───── The records ─────

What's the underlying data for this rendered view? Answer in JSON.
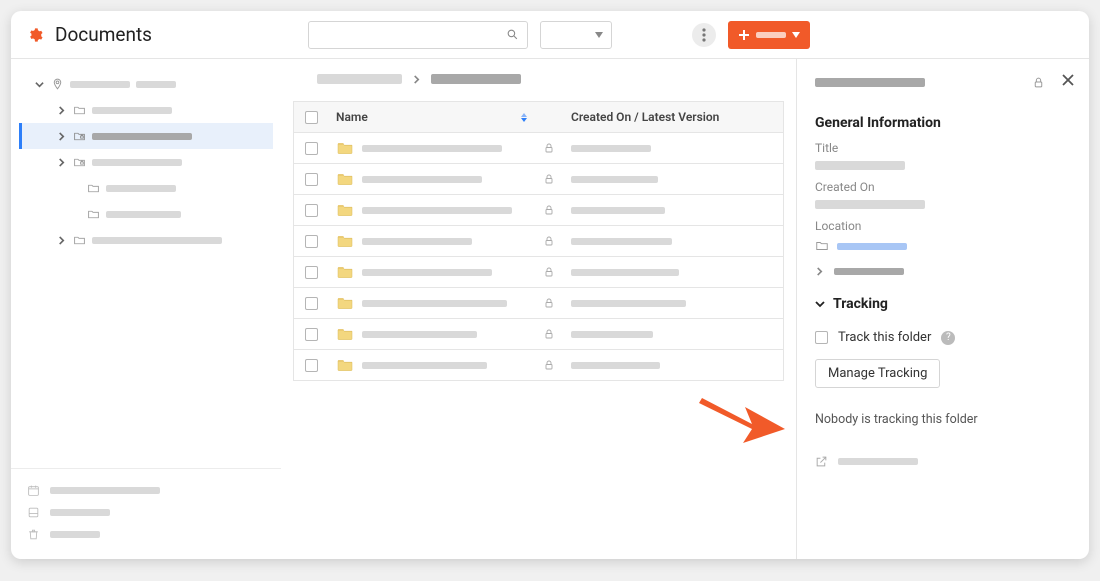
{
  "header": {
    "title": "Documents",
    "search_placeholder": ""
  },
  "table": {
    "col_name": "Name",
    "col_created": "Created On / Latest Version",
    "rows": 8
  },
  "details": {
    "general_title": "General Information",
    "label_title": "Title",
    "label_created": "Created On",
    "label_location": "Location",
    "tracking_title": "Tracking",
    "track_label": "Track this folder",
    "manage_label": "Manage Tracking",
    "nobody_text": "Nobody is tracking this folder"
  }
}
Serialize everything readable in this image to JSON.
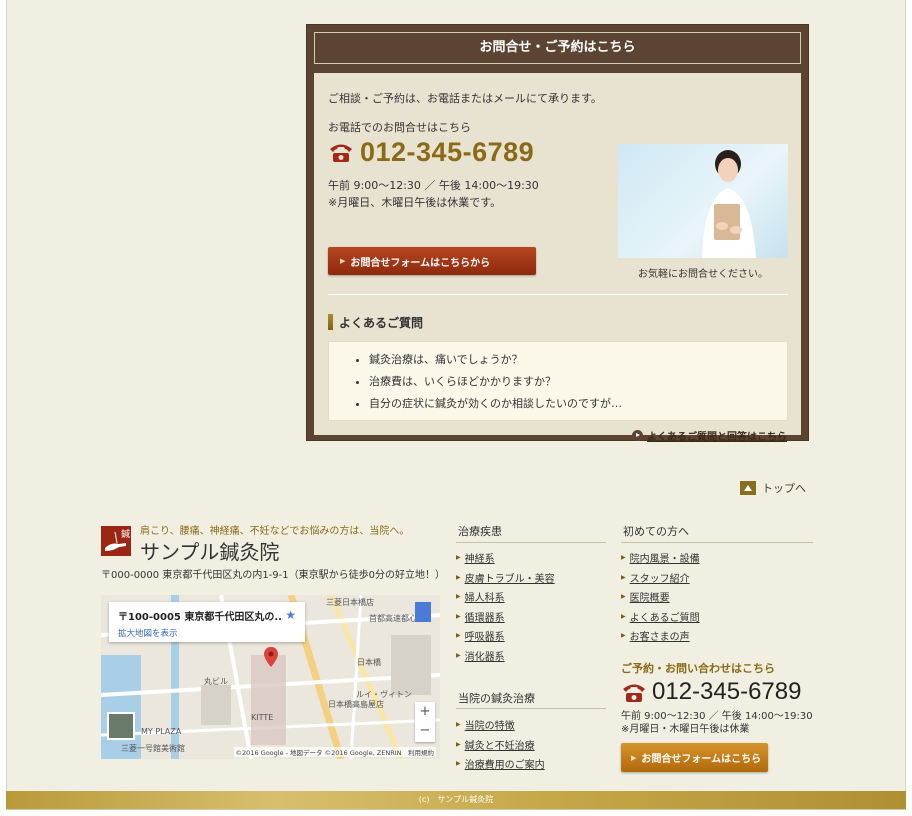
{
  "contact": {
    "heading": "お問合せ・ご予約はこちら",
    "intro": "ご相談・ご予約は、お電話またはメールにて承ります。",
    "tel_label": "お電話でのお問合せはこちら",
    "tel_number": "012-345-6789",
    "hours_line1": "午前 9:00〜12:30 ／ 午後 14:00〜19:30",
    "hours_line2": "※月曜日、木曜日午後は休業です。",
    "form_button": "お問合せフォームはこちらから",
    "photo_caption": "お気軽にお問合せください。"
  },
  "faq": {
    "title": "よくあるご質問",
    "items": [
      "鍼灸治療は、痛いでしょうか？",
      "治療費は、いくらほどかかりますか？",
      "自分の症状に鍼灸が効くのか相談したいのですが…"
    ],
    "more_link": "よくあるご質問と回答はこちら"
  },
  "to_top": "トップへ",
  "footer": {
    "logo_char": "鍼",
    "catch": "肩こり、腰痛、神経痛、不妊などでお悩みの方は、当院へ。",
    "clinic_name": "サンプル鍼灸院",
    "address": "〒000-0000 東京都千代田区丸の内1-9-1（東京駅から徒歩0分の好立地！）",
    "map": {
      "card_title": "〒100-0005 東京都千代田区丸の...",
      "card_link": "拡大地図を表示",
      "labels": [
        "三菱日本橋店",
        "首都高速都心環",
        "日本橋",
        "丸ビル",
        "KITTE",
        "ルイ・ヴィトン",
        "日本橋高島屋店",
        "三菱一号館美術館",
        "MY PLAZA"
      ],
      "attribution": "©2016 Google - 地図データ ©2016 Google, ZENRIN　利用規約"
    },
    "col1": {
      "heading": "治療疾患",
      "items": [
        "神経系",
        "皮膚トラブル・美容",
        "婦人科系",
        "循環器系",
        "呼吸器系",
        "消化器系"
      ]
    },
    "col2": {
      "heading": "当院の鍼灸治療",
      "items": [
        "当院の特徴",
        "鍼灸と不妊治療",
        "治療費用のご案内"
      ]
    },
    "col3": {
      "heading": "初めての方へ",
      "items": [
        "院内風景・設備",
        "スタッフ紹介",
        "医院概要",
        "よくあるご質問",
        "お客さまの声"
      ]
    },
    "contact_title": "ご予約・お問い合わせはこちら",
    "tel_number": "012-345-6789",
    "hours_line1": "午前 9:00〜12:30 ／ 午後 14:00〜19:30",
    "hours_line2": "※月曜日・木曜日午後は休業",
    "form_button": "お問合せフォームはこちら"
  },
  "copyright": "(c)　サンプル鍼灸院",
  "colors": {
    "panel_brown": "#5b4432",
    "gold": "#8b6a16",
    "button_red": "#9b2a10",
    "button_orange": "#c67c1a",
    "page_bg": "#f1efe2"
  }
}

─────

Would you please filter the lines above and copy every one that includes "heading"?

    "heading": "お問合せ・ご予約はこちら",
      "heading": "治療疾患",
      "heading": "当院の鍼灸治療",
      "heading": "初めての方へ",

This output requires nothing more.